In every state, the executive branch is headed by a governor who is directly elected by the people. In most states, the other leaders in the executive branch are also directly elected, including the lieutenant governor, the attorney general, the secretary of state, and auditors and commissioners. States reserve the right to organize in any way, so they often vary greatly with regard to executive structure. No two
All 50 states have legislatures made up of elected representatives, who consider matters brought forth by the governor or introduced by its members to create legislation that becomes law. The legislature also approves a state's budget and initiates tax legislation and articles of impeachment. The latter is part of a system of checks and balances among the three branches of government that mirrors the federal system and prevents any branch from abusing its power.
Except for one state, Nebraska, all states have a bicameral legislature made up of two chambers: a smaller upper house and a larger lower house. Together the two chambers make state laws and fulfill other governing responsibilities. (Nebraska is the lone state that has just one chamber in its legislature.) The smaller upper chamber is always called the Senate, and its members generally serve longer terms, usually four years. The larger lower chamber is most often called the House of Representatives, but some states call it the Assembly or the House of Delegates. Its members usually serve shorter terms, often two years.
State judicial branches are usually led by the state supreme court, which hears appeals from lower-level state courts. Court structures and judicial appointments/elections are determined either by legislation or the state constitution. The Supreme Court focuses on correcting errors made in lower courts and therefore holds no trials. Rulings made in state supreme courts are normally binding; however, when questions are raised regarding consistency with the U.S. Constitution, matters may be appealed directly to the United States Supreme Court.
Local governments generally include two tiers: counties, also known as boroughs in Alaska and parishes in Louisiana, and municipalities, or cities/towns. In some states, counties are divided into townships. Municipalities can be structured in many ways, as defined by state constitutions, and are called, variously, townships, villages, boroughs, cities, or towns. Various kinds of districts also provide functions in local government outside county or municipal boundaries, such as school districts or fire protection districts.
Municipal governments — those defined as cities, towns, boroughs (except in Alaska), villages, and townships — are generally organized around a population center and in most cases correspond to the geographical designations used by the United States Census Bureau for reporting of housing and population statistics.
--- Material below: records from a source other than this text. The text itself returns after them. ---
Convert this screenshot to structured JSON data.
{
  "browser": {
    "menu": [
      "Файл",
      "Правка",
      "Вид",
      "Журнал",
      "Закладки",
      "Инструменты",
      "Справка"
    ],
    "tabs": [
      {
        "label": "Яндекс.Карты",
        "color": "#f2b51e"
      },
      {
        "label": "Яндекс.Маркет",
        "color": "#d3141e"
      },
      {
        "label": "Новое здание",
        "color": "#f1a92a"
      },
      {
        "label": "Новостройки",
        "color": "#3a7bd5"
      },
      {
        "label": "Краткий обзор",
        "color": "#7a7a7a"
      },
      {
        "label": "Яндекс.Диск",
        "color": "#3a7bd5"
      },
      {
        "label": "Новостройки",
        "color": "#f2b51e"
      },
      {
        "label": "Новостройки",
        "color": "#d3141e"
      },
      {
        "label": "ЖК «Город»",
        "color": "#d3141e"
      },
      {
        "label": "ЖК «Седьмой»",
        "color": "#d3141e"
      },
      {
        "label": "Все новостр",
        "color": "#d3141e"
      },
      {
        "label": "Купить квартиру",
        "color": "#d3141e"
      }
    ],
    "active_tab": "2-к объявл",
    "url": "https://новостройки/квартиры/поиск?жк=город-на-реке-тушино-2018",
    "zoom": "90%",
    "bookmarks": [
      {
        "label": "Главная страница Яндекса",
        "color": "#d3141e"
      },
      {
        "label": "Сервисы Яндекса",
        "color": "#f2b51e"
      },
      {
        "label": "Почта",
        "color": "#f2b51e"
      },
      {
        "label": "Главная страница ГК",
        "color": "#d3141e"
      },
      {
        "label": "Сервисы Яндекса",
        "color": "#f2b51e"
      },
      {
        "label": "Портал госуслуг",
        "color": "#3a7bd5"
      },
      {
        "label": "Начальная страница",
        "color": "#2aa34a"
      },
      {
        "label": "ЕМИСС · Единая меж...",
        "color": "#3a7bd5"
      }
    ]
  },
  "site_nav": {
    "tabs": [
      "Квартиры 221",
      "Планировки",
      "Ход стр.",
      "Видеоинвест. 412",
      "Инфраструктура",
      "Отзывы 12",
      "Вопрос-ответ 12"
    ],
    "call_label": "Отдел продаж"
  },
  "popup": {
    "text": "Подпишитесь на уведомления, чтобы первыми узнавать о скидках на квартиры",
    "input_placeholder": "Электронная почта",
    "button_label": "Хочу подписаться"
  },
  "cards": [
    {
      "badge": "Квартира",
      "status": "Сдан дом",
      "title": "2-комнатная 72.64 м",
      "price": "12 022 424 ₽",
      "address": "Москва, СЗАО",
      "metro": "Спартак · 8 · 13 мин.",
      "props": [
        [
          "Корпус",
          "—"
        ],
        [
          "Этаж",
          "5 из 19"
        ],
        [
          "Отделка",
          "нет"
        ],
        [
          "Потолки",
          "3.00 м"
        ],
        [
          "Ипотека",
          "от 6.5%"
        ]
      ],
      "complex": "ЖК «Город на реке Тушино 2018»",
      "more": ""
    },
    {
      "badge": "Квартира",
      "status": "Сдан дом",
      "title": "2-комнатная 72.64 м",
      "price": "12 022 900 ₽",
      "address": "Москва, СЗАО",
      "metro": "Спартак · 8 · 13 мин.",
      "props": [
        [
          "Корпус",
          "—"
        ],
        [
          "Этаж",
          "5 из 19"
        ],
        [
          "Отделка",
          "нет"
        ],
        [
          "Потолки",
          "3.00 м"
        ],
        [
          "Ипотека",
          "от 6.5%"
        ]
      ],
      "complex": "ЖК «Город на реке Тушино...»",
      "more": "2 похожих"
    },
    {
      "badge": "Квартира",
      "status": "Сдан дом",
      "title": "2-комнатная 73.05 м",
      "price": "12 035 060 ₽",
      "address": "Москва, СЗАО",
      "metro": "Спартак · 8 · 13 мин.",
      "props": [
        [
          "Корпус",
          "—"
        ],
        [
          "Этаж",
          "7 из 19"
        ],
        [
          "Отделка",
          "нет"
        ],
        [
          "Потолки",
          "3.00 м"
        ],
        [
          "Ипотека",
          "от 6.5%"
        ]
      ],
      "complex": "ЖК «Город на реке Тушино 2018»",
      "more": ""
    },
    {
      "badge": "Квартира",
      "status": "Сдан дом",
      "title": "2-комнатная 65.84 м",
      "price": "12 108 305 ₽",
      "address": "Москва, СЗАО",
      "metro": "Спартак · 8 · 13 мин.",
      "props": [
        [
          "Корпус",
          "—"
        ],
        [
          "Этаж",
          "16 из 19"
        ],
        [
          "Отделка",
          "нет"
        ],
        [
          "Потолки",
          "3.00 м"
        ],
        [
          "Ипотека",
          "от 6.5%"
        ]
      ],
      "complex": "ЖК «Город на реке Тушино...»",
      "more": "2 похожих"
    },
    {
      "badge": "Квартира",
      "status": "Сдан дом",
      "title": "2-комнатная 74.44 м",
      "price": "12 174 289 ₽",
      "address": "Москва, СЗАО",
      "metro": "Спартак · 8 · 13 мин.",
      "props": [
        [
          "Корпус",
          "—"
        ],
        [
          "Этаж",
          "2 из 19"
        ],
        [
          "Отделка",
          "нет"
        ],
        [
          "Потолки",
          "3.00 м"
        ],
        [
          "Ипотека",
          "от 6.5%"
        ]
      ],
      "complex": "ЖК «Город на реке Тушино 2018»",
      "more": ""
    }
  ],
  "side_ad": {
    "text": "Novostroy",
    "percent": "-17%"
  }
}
Municipalities vary greatly in size, from the millions of residents of New York City and Los Angeles to the 287 people who live in Jenkins, Minnesota.
Municipalities generally take responsibility for parks and recreation services, police and fire departments, housing services, emergency medical services, municipal courts, transportation services (including public transportation), and public works (streets, sewers, snow removal, signage, and so forth).
Whereas the federal government and state governments share power in countless ways, a local government must be granted power by the state. In general, mayors, city councils, and other governing bodies are directly elected by the people. Source: The White House